(Records drawn from a dataset)
────────

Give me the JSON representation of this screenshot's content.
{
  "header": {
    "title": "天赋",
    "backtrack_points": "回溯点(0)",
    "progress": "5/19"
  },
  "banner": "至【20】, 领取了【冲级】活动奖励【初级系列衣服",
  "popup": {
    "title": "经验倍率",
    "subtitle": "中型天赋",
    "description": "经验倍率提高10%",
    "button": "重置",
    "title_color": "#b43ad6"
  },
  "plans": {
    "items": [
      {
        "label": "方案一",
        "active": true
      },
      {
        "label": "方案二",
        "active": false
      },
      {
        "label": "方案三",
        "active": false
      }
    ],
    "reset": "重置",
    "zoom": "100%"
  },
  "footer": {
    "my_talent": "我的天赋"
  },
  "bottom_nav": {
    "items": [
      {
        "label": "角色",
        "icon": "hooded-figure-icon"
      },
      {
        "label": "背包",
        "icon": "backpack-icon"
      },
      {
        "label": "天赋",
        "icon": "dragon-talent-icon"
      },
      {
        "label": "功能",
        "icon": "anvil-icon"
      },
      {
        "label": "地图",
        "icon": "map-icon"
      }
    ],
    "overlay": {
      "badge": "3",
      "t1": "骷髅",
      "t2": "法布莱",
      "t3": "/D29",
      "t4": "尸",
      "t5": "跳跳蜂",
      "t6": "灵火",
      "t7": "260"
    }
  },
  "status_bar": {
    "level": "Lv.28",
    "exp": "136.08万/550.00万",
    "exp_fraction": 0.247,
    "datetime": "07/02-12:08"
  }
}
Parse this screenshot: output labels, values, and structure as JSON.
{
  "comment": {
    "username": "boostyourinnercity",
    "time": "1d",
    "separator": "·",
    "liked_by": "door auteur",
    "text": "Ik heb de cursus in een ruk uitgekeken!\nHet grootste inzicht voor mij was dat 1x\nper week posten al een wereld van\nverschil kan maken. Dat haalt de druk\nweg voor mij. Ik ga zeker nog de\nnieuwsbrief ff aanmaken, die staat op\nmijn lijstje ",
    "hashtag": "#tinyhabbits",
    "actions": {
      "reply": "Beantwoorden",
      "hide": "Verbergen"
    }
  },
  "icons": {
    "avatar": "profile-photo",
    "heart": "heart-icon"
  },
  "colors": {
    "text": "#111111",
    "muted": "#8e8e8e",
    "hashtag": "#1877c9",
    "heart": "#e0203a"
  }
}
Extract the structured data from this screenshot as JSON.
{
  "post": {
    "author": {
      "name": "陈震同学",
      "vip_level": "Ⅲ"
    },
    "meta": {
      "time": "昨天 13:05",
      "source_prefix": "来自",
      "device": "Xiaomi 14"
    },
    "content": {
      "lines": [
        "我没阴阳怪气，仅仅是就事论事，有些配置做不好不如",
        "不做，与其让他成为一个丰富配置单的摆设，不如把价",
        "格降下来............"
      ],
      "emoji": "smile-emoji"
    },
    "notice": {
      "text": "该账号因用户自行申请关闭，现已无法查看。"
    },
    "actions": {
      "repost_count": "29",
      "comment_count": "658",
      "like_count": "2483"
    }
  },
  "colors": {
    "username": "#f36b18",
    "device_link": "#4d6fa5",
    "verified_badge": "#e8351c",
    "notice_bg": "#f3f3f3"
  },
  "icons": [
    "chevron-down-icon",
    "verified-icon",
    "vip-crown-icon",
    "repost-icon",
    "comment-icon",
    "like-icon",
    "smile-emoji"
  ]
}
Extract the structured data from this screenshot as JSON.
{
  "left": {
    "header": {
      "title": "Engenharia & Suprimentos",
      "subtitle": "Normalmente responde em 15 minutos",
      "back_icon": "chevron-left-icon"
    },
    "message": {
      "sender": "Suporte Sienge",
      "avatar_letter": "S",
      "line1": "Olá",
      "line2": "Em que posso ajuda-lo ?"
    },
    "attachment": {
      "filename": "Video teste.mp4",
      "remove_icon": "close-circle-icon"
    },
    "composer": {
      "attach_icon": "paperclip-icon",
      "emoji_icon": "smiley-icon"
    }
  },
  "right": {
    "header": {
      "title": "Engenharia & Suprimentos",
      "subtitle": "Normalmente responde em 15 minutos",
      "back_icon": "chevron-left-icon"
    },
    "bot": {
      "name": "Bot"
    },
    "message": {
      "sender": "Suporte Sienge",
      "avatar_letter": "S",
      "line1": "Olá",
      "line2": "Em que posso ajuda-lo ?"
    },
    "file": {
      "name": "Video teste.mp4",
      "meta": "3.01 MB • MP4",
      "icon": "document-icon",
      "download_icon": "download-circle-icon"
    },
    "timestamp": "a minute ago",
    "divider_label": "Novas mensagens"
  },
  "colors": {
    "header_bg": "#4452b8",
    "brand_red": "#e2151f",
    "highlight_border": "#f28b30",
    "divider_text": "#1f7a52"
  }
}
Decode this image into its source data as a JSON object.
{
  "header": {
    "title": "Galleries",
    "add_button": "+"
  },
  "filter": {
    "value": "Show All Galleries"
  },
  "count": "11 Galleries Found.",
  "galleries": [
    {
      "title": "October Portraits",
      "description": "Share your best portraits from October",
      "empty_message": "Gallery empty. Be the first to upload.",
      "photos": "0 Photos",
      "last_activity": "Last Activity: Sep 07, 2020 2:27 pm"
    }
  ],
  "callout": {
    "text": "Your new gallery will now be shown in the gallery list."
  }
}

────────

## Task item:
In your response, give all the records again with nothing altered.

## Response:
Give me the JSON representation of this screenshot's content.
{
  "header": {
    "title": "天赋",
    "backtrack_points": "回溯点(0)",
    "progress": "5/19"
  },
  "banner": "至【20】, 领取了【冲级】活动奖励【初级系列衣服",
  "popup": {
    "title": "经验倍率",
    "subtitle": "中型天赋",
    "description": "经验倍率提高10%",
    "button": "重置",
    "title_color": "#b43ad6"
  },
  "plans": {
    "items": [
      {
        "label": "方案一",
        "active": true
      },
      {
        "label": "方案二",
        "active": false
      },
      {
        "label": "方案三",
        "active": false
      }
    ],
    "reset": "重置",
    "zoom": "100%"
  },
  "footer": {
    "my_talent": "我的天赋"
  },
  "bottom_nav": {
    "items": [
      {
        "label": "角色",
        "icon": "hooded-figure-icon"
      },
      {
        "label": "背包",
        "icon": "backpack-icon"
      },
      {
        "label": "天赋",
        "icon": "dragon-talent-icon"
      },
      {
        "label": "功能",
        "icon": "anvil-icon"
      },
      {
        "label": "地图",
        "icon": "map-icon"
      }
    ],
    "overlay": {
      "badge": "3",
      "t1": "骷髅",
      "t2": "法布莱",
      "t3": "/D29",
      "t4": "尸",
      "t5": "跳跳蜂",
      "t6": "灵火",
      "t7": "260"
    }
  },
  "status_bar": {
    "level": "Lv.28",
    "exp": "136.08万/550.00万",
    "exp_fraction": 0.247,
    "datetime": "07/02-12:08"
  }
}
Parse this screenshot: output labels, values, and structure as JSON.
{
  "comment": {
    "username": "boostyourinnercity",
    "time": "1d",
    "separator": "·",
    "liked_by": "door auteur",
    "text": "Ik heb de cursus in een ruk uitgekeken!\nHet grootste inzicht voor mij was dat 1x\nper week posten al een wereld van\nverschil kan maken. Dat haalt de druk\nweg voor mij. Ik ga zeker nog de\nnieuwsbrief ff aanmaken, die staat op\nmijn lijstje ",
    "hashtag": "#tinyhabbits",
    "actions": {
      "reply": "Beantwoorden",
      "hide": "Verbergen"
    }
  },
  "icons": {
    "avatar": "profile-photo",
    "heart": "heart-icon"
  },
  "colors": {
    "text": "#111111",
    "muted": "#8e8e8e",
    "hashtag": "#1877c9",
    "heart": "#e0203a"
  }
}
Extract the structured data from this screenshot as JSON.
{
  "post": {
    "author": {
      "name": "陈震同学",
      "vip_level": "Ⅲ"
    },
    "meta": {
      "time": "昨天 13:05",
      "source_prefix": "来自",
      "device": "Xiaomi 14"
    },
    "content": {
      "lines": [
        "我没阴阳怪气，仅仅是就事论事，有些配置做不好不如",
        "不做，与其让他成为一个丰富配置单的摆设，不如把价",
        "格降下来............"
      ],
      "emoji": "smile-emoji"
    },
    "notice": {
      "text": "该账号因用户自行申请关闭，现已无法查看。"
    },
    "actions": {
      "repost_count": "29",
      "comment_count": "658",
      "like_count": "2483"
    }
  },
  "colors": {
    "username": "#f36b18",
    "device_link": "#4d6fa5",
    "verified_badge": "#e8351c",
    "notice_bg": "#f3f3f3"
  },
  "icons": [
    "chevron-down-icon",
    "verified-icon",
    "vip-crown-icon",
    "repost-icon",
    "comment-icon",
    "like-icon",
    "smile-emoji"
  ]
}
Extract the structured data from this screenshot as JSON.
{
  "left": {
    "header": {
      "title": "Engenharia & Suprimentos",
      "subtitle": "Normalmente responde em 15 minutos",
      "back_icon": "chevron-left-icon"
    },
    "message": {
      "sender": "Suporte Sienge",
      "avatar_letter": "S",
      "line1": "Olá",
      "line2": "Em que posso ajuda-lo ?"
    },
    "attachment": {
      "filename": "Video teste.mp4",
      "remove_icon": "close-circle-icon"
    },
    "composer": {
      "attach_icon": "paperclip-icon",
      "emoji_icon": "smiley-icon"
    }
  },
  "right": {
    "header": {
      "title": "Engenharia & Suprimentos",
      "subtitle": "Normalmente responde em 15 minutos",
      "back_icon": "chevron-left-icon"
    },
    "bot": {
      "name": "Bot"
    },
    "message": {
      "sender": "Suporte Sienge",
      "avatar_letter": "S",
      "line1": "Olá",
      "line2": "Em que posso ajuda-lo ?"
    },
    "file": {
      "name": "Video teste.mp4",
      "meta": "3.01 MB • MP4",
      "icon": "document-icon",
      "download_icon": "download-circle-icon"
    },
    "timestamp": "a minute ago",
    "divider_label": "Novas mensagens"
  },
  "colors": {
    "header_bg": "#4452b8",
    "brand_red": "#e2151f",
    "highlight_border": "#f28b30",
    "divider_text": "#1f7a52"
  }
}
Decode this image into its source data as a JSON object.
{
  "header": {
    "title": "Galleries",
    "add_button": "+"
  },
  "filter": {
    "value": "Show All Galleries"
  },
  "count": "11 Galleries Found.",
  "galleries": [
    {
      "title": "October Portraits",
      "description": "Share your best portraits from October",
      "empty_message": "Gallery empty. Be the first to upload.",
      "photos": "0 Photos",
      "last_activity": "Last Activity: Sep 07, 2020 2:27 pm"
    }
  ],
  "callout": {
    "text": "Your new gallery will now be shown in the gallery list."
  }
}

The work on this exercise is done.